Wafa Ben-Hassine: How can we get people around the globe to contribute to Alaa’s release?

Manal Bahey Al-Din Hassan: Well, this is the current status: Alaa faces multiple charges, and there is no guarantee that he will be freed after his current five-year sentence. There is one pending case that seems to have been closed. There is also one investigation that did not make it to the judiciary. Another case [under the charge of “insulting the judiciary”] is still open, and April 8 is the next session. The case will most likely be decided in May. This particular case involves several defendants, one of which is former president Mohamed al-Morsi. Internet users around the world can contribute by focusing on their respective communities at home. As Alaa says in his letter, people in the “global north” — or people who have real, actual human rights in their societies — should keep fighting to protect those rights. I say this because rolling back acquired rights in “democratic societies” becomes an easy justification for scaling back on human rights in other, less-democratic contexts — and in other countries such as Egypt. Fight for human rights in your own contexts so that our rights cannot be further eroded.

[Editor’s note: One case that speaks directly to Manal’s point is Bahrain. U.S. President Donald Trump’s pick for Secretary of State, Rex Tillerson, recently announced that the U.S. will no longer condition the sale of arms to Bahrain on the latter’s compliance with international human standards.]

Wafa Ben-Hassine: Do the authorities bother you for speaking about Alaa’s case internationally?

Manal Bahey Al-Din Hassan:  The most public conference I’ve attended so far is this year’s RightsCon. So far, the authorities have not bothered me when going in or out or out of the country – we will see if they will after this.

Wafa Ben-Hassine:  What are you working on now?

Manal Bahey Al-Din Hassan:  A tech group called Mushtarak. The group works on building the tech community in Egypt, and is based in greater Cairo. We have two distinct target audiences: people who want to learn about tech (CSOs, journalists, etc.), and we help them learn about digital security such as securing their communications and devices.

And then we have the “techies,” who are involved in our Web School. Our Web School is especially created for new web developers who want to advance their skills. It’s a year-long program. The program concludes with a mentoring period so that they can connect with groups and initiatives who need these skills.

We also have some more advanced, shorter-term crash courses: our Tech Pill. The Tech Pill focuses on a different subject each time, and is presented by a volunteer from the community.

Mushtarak wants to be a place where all technologists from all fields can come together and exchange ideas and support one another. This idea was born in 2011 and 2012 — and it is finally picking up again. I should also mention that our offices offer co-working space in the morning.

Wafa Ben-Hassine: That’s quite impressive, Manal. Thank you so much for sitting with me today. I hope you enjoy the rest of RightsCon, and see you soon.

It’s clear to me that while we still have quite a ways to go when it comes to digital rights awareness and advocacy in the Arab world, there are warriors everywhere. People like Manal persist in fighting for digital rights for everyone. When you consider how laws and policies created ostensibly to counter “terrorism” are used instead to silence human rights advocates, her work becomes all the more heroic.

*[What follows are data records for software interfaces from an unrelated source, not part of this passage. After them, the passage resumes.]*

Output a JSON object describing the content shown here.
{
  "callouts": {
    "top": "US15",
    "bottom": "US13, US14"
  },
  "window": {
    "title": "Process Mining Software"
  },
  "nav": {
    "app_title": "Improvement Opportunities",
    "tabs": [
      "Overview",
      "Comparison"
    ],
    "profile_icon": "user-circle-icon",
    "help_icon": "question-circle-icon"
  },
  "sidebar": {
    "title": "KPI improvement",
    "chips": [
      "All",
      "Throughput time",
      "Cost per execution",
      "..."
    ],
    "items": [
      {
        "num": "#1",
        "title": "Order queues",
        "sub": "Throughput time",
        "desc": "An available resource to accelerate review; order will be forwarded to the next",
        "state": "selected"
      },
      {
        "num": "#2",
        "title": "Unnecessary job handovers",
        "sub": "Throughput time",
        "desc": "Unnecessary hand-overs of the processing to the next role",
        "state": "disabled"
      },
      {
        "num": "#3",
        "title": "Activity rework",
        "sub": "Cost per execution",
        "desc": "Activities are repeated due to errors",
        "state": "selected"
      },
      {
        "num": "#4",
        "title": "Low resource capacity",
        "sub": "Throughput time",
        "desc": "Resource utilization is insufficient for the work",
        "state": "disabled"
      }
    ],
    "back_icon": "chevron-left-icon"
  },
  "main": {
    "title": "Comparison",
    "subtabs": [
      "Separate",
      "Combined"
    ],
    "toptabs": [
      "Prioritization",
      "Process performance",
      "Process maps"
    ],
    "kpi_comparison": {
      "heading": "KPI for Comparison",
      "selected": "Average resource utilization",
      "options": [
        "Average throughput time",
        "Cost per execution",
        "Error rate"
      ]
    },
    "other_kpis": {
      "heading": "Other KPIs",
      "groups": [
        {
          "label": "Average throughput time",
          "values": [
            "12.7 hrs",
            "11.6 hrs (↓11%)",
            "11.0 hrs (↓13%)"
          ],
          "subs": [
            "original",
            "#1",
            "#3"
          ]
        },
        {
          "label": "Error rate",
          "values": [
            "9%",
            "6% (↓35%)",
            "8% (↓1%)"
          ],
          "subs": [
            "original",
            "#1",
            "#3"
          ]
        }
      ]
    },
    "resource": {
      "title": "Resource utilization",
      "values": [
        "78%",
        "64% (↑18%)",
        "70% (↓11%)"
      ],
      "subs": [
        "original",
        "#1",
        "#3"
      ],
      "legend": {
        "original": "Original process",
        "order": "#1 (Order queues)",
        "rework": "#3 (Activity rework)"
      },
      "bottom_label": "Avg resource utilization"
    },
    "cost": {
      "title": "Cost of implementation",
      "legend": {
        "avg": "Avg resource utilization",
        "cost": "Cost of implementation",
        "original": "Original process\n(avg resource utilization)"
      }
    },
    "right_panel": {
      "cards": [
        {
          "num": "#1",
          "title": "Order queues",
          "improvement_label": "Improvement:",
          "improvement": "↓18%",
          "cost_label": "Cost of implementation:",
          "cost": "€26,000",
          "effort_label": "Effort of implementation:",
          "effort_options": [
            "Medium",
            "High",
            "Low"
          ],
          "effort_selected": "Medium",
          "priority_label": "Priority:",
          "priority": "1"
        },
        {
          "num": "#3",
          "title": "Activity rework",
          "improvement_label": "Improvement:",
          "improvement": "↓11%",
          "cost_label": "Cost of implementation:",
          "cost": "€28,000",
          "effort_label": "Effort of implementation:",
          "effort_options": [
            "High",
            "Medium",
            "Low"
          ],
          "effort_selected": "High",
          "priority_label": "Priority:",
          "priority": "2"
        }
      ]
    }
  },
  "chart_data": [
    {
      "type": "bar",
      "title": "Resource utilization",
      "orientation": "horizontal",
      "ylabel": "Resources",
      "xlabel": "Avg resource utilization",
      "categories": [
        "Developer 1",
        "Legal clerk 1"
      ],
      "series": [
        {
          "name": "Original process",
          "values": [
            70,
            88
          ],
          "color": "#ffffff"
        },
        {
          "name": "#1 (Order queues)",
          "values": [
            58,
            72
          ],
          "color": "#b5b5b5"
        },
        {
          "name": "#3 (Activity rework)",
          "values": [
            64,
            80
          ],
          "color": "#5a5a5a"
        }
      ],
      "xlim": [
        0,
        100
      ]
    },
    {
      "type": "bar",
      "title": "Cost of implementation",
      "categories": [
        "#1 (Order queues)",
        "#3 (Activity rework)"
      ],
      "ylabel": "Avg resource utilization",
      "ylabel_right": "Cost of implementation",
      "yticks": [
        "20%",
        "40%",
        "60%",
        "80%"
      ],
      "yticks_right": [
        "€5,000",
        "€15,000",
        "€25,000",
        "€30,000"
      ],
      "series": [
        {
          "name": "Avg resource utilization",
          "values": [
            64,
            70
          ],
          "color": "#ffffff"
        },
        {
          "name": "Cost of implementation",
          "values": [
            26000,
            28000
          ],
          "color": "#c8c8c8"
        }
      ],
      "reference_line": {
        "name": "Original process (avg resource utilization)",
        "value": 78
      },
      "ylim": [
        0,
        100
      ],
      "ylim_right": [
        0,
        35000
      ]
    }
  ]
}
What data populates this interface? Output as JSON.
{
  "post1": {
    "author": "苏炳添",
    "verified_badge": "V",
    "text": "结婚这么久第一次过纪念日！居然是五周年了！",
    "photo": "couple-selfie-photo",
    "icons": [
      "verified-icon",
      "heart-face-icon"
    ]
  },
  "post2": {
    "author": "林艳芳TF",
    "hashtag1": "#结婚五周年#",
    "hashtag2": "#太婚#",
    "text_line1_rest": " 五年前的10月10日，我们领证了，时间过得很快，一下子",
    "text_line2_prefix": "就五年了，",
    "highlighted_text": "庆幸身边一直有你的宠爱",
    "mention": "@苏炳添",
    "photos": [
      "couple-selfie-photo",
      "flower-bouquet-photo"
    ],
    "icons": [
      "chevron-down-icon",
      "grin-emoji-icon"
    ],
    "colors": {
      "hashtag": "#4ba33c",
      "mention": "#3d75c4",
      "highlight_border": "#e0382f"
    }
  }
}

To forge a way forward in our war-torn, politically compromised region, we are obliged to find the light where we can. If we cannot find any, it is on us to create it.